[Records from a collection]

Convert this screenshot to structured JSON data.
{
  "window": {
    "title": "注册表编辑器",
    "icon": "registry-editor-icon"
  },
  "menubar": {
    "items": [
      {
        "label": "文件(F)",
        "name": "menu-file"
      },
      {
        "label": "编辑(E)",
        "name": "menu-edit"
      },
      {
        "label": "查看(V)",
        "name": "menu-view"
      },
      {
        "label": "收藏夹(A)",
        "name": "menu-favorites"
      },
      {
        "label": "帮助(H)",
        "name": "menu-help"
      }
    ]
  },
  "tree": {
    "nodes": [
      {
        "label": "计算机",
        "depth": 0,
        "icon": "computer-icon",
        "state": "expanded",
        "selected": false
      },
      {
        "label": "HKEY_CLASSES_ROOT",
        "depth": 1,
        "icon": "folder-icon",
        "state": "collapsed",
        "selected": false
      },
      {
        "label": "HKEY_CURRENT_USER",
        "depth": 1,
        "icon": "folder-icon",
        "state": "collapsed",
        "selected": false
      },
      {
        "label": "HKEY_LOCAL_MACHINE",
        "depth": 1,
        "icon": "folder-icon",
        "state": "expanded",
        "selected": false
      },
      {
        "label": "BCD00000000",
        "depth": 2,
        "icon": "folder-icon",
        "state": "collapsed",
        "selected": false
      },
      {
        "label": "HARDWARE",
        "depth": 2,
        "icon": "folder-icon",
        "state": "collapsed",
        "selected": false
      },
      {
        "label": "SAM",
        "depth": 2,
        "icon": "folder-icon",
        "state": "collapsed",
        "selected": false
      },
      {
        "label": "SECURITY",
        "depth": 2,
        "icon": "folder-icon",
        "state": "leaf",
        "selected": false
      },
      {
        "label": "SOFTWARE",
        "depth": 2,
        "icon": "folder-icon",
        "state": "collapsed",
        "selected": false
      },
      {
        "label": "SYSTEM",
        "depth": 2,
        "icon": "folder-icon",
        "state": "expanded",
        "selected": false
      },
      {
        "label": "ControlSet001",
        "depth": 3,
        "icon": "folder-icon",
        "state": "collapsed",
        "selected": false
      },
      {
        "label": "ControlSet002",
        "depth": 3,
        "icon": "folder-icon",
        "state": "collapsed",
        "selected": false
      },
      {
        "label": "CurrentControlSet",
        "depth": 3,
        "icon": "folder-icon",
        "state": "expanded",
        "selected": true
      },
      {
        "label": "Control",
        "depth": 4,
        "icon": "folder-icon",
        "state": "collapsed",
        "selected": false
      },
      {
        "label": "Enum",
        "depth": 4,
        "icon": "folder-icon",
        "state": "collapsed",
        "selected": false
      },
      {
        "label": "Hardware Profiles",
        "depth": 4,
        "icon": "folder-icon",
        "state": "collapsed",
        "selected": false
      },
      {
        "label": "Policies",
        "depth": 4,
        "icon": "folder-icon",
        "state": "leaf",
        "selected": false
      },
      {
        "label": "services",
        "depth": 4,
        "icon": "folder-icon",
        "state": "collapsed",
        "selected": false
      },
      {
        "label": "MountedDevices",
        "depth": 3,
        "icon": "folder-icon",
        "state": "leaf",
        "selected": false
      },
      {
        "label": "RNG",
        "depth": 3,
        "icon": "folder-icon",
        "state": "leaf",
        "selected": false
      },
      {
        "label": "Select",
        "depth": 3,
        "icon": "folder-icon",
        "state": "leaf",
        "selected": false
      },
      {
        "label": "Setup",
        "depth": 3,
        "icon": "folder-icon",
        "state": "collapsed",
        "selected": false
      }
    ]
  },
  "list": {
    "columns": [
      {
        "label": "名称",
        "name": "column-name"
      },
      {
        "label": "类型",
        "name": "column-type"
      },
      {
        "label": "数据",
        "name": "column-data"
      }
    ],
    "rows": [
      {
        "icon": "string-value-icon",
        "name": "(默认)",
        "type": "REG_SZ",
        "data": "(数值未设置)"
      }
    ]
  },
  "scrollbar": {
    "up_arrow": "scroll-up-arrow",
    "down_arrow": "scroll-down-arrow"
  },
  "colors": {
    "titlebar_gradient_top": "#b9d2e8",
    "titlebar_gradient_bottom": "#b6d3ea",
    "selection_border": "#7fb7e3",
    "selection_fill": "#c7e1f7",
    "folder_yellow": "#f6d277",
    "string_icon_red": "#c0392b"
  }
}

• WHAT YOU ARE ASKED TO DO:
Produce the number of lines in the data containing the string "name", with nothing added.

• ANSWER FOR THE TASK:
9